We will be hosting the panel MICROBES I – THINKING PAST DUALISMS in the upcoming EASST Conference, to be celebrated 6-9 July 2022 in Madrid, Spain. The deadline for submission is February 1, 2022. Find the abstract of the panel below. The theme of the conference is ‘Politics of technoscientific futures’ and more information on EASST 2022 and the programme can be found here.
Microbes are ubiquitous and almost all social practices involve an exchange of microbes. Approaches to microbes and an understanding about how microbes sustain other living beings and the Earth are key to developing sustainable ways of planetary co-existence. Until recently, social sciences have addressed microbes, if at all, only as an external threatening ‘Other’ capable of generating pathological conditions in humans and livestock. In line with current scientific advancements highlighting the complexity of human-microbe relations,contributions from social sciences are beginning to take interest in the role of more-than-human assemblages and challenge the one-sided definition of microbes as pathogenic.

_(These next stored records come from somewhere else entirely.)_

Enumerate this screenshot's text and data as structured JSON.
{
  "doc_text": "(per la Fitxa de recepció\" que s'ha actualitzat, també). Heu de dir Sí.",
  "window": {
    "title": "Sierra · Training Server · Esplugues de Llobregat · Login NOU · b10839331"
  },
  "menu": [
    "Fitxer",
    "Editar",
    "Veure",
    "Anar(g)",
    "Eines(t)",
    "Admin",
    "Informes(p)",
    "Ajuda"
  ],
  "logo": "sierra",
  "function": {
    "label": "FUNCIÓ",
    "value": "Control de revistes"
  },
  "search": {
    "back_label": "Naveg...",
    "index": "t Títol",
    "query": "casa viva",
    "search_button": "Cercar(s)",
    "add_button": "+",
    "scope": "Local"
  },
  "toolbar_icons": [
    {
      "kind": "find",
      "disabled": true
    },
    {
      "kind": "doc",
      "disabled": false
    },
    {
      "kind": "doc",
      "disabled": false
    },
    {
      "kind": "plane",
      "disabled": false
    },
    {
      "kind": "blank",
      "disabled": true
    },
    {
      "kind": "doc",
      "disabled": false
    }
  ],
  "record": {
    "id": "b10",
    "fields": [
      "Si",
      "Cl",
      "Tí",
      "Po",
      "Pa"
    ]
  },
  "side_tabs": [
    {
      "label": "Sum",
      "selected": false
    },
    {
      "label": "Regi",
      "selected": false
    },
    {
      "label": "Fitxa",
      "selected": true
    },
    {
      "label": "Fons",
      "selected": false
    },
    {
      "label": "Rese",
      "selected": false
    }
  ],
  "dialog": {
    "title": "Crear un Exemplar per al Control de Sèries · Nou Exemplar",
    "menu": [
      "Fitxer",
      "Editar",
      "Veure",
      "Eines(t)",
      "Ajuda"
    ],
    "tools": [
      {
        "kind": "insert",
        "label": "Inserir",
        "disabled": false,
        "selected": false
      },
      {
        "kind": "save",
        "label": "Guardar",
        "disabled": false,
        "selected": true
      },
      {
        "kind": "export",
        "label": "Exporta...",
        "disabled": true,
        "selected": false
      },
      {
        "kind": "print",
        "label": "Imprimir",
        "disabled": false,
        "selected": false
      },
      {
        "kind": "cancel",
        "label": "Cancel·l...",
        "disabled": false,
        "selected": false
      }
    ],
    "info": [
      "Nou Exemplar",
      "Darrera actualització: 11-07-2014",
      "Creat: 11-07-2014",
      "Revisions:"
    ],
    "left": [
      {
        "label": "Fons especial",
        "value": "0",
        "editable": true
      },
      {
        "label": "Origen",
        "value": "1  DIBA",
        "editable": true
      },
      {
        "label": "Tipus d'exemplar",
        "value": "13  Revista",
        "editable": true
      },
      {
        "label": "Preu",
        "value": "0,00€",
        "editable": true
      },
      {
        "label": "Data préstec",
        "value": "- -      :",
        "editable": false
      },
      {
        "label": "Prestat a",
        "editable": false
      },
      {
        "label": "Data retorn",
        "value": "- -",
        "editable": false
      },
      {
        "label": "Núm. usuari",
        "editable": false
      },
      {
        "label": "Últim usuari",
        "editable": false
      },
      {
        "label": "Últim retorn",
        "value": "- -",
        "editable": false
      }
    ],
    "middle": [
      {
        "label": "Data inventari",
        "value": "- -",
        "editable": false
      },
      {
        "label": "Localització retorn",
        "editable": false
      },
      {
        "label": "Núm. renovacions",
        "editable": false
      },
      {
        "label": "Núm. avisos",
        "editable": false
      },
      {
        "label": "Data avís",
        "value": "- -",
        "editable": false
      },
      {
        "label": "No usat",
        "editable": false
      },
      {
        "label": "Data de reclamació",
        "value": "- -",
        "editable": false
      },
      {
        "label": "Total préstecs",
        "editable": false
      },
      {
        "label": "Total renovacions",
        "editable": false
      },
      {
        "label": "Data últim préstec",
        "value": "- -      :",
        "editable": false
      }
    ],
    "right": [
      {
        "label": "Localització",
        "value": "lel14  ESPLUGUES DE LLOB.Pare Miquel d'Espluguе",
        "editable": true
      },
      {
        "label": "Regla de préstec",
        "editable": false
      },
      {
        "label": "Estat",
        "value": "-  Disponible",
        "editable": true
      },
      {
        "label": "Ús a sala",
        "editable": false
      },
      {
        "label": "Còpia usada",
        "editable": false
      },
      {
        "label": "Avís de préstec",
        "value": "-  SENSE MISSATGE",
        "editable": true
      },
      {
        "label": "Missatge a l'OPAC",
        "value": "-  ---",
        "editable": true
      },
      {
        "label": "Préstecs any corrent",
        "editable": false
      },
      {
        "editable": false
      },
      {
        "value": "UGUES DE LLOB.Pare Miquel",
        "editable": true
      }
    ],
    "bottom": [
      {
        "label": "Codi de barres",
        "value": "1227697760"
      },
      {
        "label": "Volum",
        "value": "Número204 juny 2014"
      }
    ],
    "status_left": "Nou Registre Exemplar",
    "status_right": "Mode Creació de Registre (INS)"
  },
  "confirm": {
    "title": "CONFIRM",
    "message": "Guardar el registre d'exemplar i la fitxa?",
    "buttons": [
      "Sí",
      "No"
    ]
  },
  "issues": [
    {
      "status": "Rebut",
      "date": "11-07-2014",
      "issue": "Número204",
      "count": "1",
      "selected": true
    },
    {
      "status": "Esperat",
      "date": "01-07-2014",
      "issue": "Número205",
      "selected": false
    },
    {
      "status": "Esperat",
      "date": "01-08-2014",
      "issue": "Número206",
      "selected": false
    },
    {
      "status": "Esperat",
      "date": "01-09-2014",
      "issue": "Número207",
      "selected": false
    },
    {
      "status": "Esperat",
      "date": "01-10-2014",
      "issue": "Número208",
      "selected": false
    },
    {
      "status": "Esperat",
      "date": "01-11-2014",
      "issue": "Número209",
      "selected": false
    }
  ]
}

This panel puts ‘the microbe’ at the centre stage and queries the social science concepts available to make sense of new knowledge and practices about microbes, also as a way to identify conceptual gaps and challenges that, if addressed, could help in better understanding the role microbes play in social life. The panel approaches the microbe as an analytical entity that does not have a unique fixed character but rather is a heuristic connecting multiple, contingent and situated relations.
This framing requires thinking past dualist and reductionist distinctions crowding classic social theory. Science and technology studies and feminist STS in particular have offered well-articulated criticisms of dualities such as human/animal, subject/object, culture/nature, and self/non-self. Building on and developing these previous criticisms, the panel invites contributions to join in a discussion to advance concepts that attend to the heterogeneous, co-evolving and processual nature of human-nonhuman-environmental-microbe relations, with their complex circularity.
One example of an existing concept used to discuss such relationality is the notion of ‘holobiont’. The term was extensively used by Lynn Margulis in microbiology and elaborated by Donna Haraway in an interdisciplinary framing to denote symbiotic relations between microbes and humans in terms of assemblages, challenging traditional conceptions of biological individuality and divisions between species. Notions like holobiont are not just analogies for non-microbial sociality but theoretical concepts with the potential of making us rethink some central premises of social theory. To develop adjacent concepts that are able to account for the complex webs of multispecies co-dependency could elaborate on the different types of practices, relations and their situatedness.
We invite contributions exploring various case studies including microbes in environments, food traditions and industries, pandemic regulations, water and sanitation infrastructures, sites of zoonotic human-animal transmission, bodies, and everyday practices, just to mention a few. We welcome speculative thinking while also encouraging authors to consider their cases with novel concepts, reflecting on the availability and/or lack of social scientific tools to understand and analyse their area of interest.
Please send your abstract (max 300 words) using the EASST submission system by 1st of February 2022. To submit to our panel, select panel code/title ‘8 – MICROBES – THINKING PAST DUALISMS’ when submitting your abstract.
We look forward to reading your submissions!
Salla Sariola (University of Helsinki)
Mikko Jauho (University of Helsinki)
Jose A. Cañada (University of Exeter)